What you played with as a child shaped who you are today. I know this is true because I approach every dilemma as if I'm in a Choose Your Own Adventure Book, or as if I am wending my way through the Ravenloft module of Dungeons & Dragons.
Following are some '70s and '80s toys and a games that were among the most memorable I ever played with.
Did you have any of these, too?
(1) Atari 2600
Okay, if you like this site, you may well have had an Atari! With me, my friends began getting this device (wasn't it like $200?) and then the games that went with it, creating incredible pressure on me (and my parents) for me to get one, too. I didn't get it and didn't get it, not even on Christmas — then my parents took me out after Christmas and we finally bought it.
My friends and I were utterly absorbed by every new game. To this day, when my elevator opens I imagine a seahorse-looking dragon from Adventure chomping me. I loved Joust, and was good at it. Missile Command felt more '70s than '80s and filled me with dread.
I remember how advances Pitfall and Revenge of the Yars felt, and experienced nothing so cool until still other friends began to get ... home computers. Still have all my game catalogues, but lost control of my console decades ago.
(2) Earthquake Tower
Already obsessed with disaster movies, I flipped when I saw the ads for Earthquake Tower — and never questioned how twisted it was to market a disintegrating highrise to children for ... play! I remember begging for it for Christmas, even though it cost FIFTY dollars, and I believe my grandparents got it for me; I definitely opened it at their place.
The little plastic men that came with it were contorted in poses of terror, like Pompeii figures. In practice, this game was super simplistic. You just set the men around the outside edges off the tower — which was three rectangular boxes barely balanced atop one another — then plunged a plastic device at the base, which caused them to shake so you could enjoy watching people plummet to their ultimate reward. Fun stuff, eh?
2-XL was my first computer! This toy from Mega was marketed from 1978-1981 and exhibited a form of intelligence as it quizzed you on various topics. When it was hot, it was hot, and I hadda have one. When I got bored of the topics, I decided to sell it at one of our family rummage sales. My mom, who'd gotten for me for Christmas, wanted me to give it to my little sister ... but I made her buy it back! Joke's on both of us — if we'd kept it, these things can be worth a few hundreds bucks today.
(4) Which Witch?
First out in 1970, Which Witch? was an addictive board game with something extra — it was set up in 3-D! The Broom Room, the Witchin' Kitchen, the Spell Cell and the Bat's Ballroom were wonderfully imaginative, as was the big ol' chimney up the center.
I remember a whammy ball would roll out of the chimney, and if your pawn were in the way, you were — abracadabra! — vanished.
(5) Stretch Armstrong

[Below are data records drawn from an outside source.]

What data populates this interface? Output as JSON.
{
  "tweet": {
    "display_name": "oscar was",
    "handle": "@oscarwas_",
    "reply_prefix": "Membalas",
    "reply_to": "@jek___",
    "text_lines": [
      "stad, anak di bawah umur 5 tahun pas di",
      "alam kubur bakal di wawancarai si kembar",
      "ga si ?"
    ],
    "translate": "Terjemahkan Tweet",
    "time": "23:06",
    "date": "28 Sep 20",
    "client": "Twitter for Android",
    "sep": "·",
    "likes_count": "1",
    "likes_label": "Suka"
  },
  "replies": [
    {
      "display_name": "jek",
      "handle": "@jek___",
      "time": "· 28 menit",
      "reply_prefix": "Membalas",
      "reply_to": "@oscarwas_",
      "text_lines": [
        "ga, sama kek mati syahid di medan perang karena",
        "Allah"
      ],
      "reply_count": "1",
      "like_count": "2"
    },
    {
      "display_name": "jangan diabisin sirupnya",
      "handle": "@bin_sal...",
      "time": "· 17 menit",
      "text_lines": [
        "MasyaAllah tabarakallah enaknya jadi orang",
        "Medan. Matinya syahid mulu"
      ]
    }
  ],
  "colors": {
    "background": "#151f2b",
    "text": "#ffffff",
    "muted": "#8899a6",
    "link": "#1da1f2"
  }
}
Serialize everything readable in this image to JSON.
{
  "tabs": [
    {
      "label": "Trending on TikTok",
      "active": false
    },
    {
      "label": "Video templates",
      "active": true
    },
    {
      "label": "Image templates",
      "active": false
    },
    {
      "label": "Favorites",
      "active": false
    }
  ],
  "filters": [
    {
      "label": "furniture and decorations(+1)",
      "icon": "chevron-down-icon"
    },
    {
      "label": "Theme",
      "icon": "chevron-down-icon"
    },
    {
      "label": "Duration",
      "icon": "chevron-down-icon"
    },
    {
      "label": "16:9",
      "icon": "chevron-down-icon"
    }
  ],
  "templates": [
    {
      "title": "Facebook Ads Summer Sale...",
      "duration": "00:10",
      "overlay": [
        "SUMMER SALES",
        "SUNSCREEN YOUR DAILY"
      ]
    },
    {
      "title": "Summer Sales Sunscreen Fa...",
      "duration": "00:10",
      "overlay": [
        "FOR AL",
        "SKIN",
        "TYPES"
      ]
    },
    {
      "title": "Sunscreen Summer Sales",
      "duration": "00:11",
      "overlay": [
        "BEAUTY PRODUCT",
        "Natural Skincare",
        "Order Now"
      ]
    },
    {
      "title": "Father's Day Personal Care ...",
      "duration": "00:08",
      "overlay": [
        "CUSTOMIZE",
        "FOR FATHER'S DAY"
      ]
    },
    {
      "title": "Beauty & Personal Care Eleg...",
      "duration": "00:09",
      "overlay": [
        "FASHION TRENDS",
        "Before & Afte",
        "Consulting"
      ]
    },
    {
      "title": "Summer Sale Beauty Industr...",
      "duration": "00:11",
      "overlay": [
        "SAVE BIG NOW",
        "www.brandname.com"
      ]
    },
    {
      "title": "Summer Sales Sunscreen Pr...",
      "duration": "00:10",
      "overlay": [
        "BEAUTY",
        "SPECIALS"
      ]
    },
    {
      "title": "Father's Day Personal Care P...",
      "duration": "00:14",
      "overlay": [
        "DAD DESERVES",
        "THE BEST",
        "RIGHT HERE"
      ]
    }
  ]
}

I swear I had a Stretch Hulk, though reading that there are fewer 30 known to still exist makes me believe I must've had another variation, likely Stretch Armstrong, of which probably 30,000 still exist. I just remember a man (Plastic Man?) made of the same stretchy material and the toy being super heavy. It got old quick, and didn't take to sand too well.
(6) Fisher Price Blocks, People & Habitats
Those simple blocks were my all-time favorite toy (along with plastic zoo animals), and I played with them long past the time I should. In fact ... I still have mine! Also, who came up with the odd, limbless little toy people? And why do they have so much personality in my mind, even to this day? The mother was so glamorous! The kid was like a Bowery Boy! Even the dog's ears suggested a secret life. Kept these forever, too!
There was also no end to the number of Fisher Price tableaux into which you could insert these people, including the barn, McDonald's, the crazy garage and more.
Mattel introduced us to Slime in 1976, and I recall it being a total fad at my school. It was this squishy, gelatinous stuff good for nothing other than a gross-out as you sank your fingers into it. I remember the variation that has plastic eyeballs, too!
(8) G.I. Joe Doll
Okay, so I had a bit of a crush on rough trade G.I. Joe, the Hasbro-made doll that was basically an ad for joining the armed services. The one I had sported a fuzzy buzzcut and had articulated limbs, and sported camouflage. I gave him up for ...
(9) Six Million Dollar Man Doll
... this guy. Joe was hot, but Major Steve Trevor was the spitting image of handsome Lee Majors, and he had a happenin' red jumpsuit. His parachute and jetpack (right??) were enviable accessories.
Let's go out on a high note with one of the greatest board games ever devised — Clue. I had absolutely no idea that the game dates to the '40s, but it was the '72 revamp with its incredible cast-photo cover that captured my imagination. My older cousin (we said "cousint" in Michigan ... had it, and it felt to me a very sophisticated way to play. It inspired in me a love of all things mysterious, even though I was always lousy at it. As wildly into the imagery as I was as a kid, as an adult, I find it impossibly interesting that the beautiful Asian woman who posed as Miss Scarlet is Kedakai Turner Lipton ... the widow of James Lipton of Inside the Actor's Studio!